### Recorded data

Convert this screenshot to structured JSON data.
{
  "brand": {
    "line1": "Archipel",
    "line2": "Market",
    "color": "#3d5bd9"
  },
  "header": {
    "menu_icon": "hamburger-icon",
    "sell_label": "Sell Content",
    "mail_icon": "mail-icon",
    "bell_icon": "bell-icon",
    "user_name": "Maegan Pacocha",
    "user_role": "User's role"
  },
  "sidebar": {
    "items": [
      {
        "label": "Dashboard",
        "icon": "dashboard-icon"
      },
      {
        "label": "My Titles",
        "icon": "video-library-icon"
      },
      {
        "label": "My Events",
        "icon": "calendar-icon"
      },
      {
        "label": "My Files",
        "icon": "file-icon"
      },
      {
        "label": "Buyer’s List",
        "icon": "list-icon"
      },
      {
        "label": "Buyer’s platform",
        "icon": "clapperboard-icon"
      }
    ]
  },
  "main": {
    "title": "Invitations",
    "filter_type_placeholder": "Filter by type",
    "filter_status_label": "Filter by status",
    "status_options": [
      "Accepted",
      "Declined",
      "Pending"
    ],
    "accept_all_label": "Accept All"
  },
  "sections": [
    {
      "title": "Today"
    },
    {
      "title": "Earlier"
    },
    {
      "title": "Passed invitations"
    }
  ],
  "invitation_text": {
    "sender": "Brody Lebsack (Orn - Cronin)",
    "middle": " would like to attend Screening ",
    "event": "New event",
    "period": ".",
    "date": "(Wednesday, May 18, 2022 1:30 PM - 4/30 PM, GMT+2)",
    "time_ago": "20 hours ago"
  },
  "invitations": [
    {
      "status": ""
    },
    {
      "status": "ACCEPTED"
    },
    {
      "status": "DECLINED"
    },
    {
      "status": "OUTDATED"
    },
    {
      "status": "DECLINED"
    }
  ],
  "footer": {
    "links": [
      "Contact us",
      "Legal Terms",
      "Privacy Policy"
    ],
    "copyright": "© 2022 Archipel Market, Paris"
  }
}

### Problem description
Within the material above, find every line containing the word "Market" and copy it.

### Your response
    "line2": "Market",
    "copyright": "© 2022 Archipel Market, Paris"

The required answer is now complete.